Libreville – A fragmented centre-left coalition in the Atlantic archipelago of Sao Tome and Principe faces a strong challenge from the centre-right in a parliamentary election on Sunday.
Some 100 000 voters out of a total population of 215 000 have been called to choose members of the national assembly for four years, along with regional and municipal leaders.
A former Portuguese colony in the Gulf of Guinea, the island nation is deeply poor and depends on international cooperation and aid for 90 percent of investments, but it is considered a rare model of parliamentary democracy in Africa.
Two major parties have jostled to run the country since independence in 1975: the Movement for the Liberation of Sao Tome and Principe-Social Democratic Party (MLSTP-PSD), which currently has a tiny majority, and the right-wing Independent Democratic Action party (ADI), looking to benefit from divisions in the left.
In 2021, the people elected an ADI president, Carlos Vila Nova, whose role is largely honorary while power is wielded by Prime Minister Jorge Lopes Bom Jesus of the MLSTP.

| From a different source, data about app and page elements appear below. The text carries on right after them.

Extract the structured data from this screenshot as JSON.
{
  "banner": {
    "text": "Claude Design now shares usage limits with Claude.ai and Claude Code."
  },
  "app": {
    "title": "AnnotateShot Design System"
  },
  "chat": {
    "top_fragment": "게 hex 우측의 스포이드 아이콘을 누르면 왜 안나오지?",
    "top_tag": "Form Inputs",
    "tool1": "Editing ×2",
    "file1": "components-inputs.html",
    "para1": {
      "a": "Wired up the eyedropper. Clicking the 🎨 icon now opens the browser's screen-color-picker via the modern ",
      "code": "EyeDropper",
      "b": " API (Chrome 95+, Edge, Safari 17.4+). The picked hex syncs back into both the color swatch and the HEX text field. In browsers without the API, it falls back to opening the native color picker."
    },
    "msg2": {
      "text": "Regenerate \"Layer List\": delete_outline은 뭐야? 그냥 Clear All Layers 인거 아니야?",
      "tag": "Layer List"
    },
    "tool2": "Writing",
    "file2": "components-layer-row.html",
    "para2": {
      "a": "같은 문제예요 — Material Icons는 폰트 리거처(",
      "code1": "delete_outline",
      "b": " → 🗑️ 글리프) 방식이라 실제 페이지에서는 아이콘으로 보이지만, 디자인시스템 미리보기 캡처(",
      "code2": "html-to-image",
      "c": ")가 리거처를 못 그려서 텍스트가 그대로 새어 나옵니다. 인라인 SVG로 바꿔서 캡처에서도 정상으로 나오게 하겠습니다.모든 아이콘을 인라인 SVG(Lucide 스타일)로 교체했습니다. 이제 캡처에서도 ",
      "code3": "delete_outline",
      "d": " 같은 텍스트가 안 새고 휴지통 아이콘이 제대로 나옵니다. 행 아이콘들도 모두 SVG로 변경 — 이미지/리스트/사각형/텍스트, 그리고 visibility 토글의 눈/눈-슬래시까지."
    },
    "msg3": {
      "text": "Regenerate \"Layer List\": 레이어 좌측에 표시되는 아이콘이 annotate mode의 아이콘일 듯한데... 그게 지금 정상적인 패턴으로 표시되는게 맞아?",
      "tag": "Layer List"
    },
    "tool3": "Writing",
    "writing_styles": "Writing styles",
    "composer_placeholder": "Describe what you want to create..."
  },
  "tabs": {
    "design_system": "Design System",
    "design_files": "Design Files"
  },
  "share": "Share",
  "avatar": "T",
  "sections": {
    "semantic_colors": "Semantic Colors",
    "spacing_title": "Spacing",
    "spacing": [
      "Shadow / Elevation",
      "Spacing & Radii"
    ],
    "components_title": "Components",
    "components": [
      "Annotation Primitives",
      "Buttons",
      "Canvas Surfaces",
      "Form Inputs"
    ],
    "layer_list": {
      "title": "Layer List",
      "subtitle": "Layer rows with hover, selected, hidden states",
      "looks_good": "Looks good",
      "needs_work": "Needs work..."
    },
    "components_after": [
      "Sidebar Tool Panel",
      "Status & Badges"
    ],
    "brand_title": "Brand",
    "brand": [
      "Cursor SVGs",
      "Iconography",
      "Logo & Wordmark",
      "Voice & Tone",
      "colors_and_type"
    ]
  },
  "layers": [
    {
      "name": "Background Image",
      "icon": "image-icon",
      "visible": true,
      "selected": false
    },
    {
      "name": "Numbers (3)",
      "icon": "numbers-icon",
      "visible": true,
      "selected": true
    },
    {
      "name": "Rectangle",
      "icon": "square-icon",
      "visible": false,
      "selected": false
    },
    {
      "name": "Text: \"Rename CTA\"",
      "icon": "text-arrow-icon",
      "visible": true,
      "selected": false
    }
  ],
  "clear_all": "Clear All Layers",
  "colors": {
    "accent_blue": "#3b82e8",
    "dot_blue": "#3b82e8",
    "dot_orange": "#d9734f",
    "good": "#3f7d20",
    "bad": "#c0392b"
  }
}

In 2018, politicians of the left and centre scrambled to form a coalition to stop power going to the ADI, led by former prime minister Patrice Trovoada (2010-2012 and 2014-2018).
They took a parliamentary majority of just one seat with support from a wing of the Party of Democratic Convergence, which has now distanced itself.
Trovoada retired to Portugal after losing in 2018, but he returned in mid-September and is seen as a favourite of the opposition.
Meanwhile, the popularity of Lopes Bom Jesus has declined as the man who pledged to fight corruption saw accusations of it mount against his own party.
Parliamentary democracy took a long time to come to Sao Tome and Principe, which was ruled for 15 years as a Marxist one-party state by the MLSTP that had opposed the Portuguese regime.
Once a constitutional referendum to introduce multiparty politics and a limit of two terms for the president was approved by more than 95 percent of voters in 1990, democratic elections were held.
The civil authorities withstood military coup bids in 2003 et 2009.
The archipelago gains a modicum of income from cocoa and coffee exports, and attracts tourists. Artisanal fishing is a key source of food, while tropical forest covers 54.1 percent of the territory, according to the World Bank in 2020.
A large majority of children are in school or creches provided for the youngest, but 15.6 percent of the population is estimated to live on less than 1.9 euros (1.9 dollars) a day.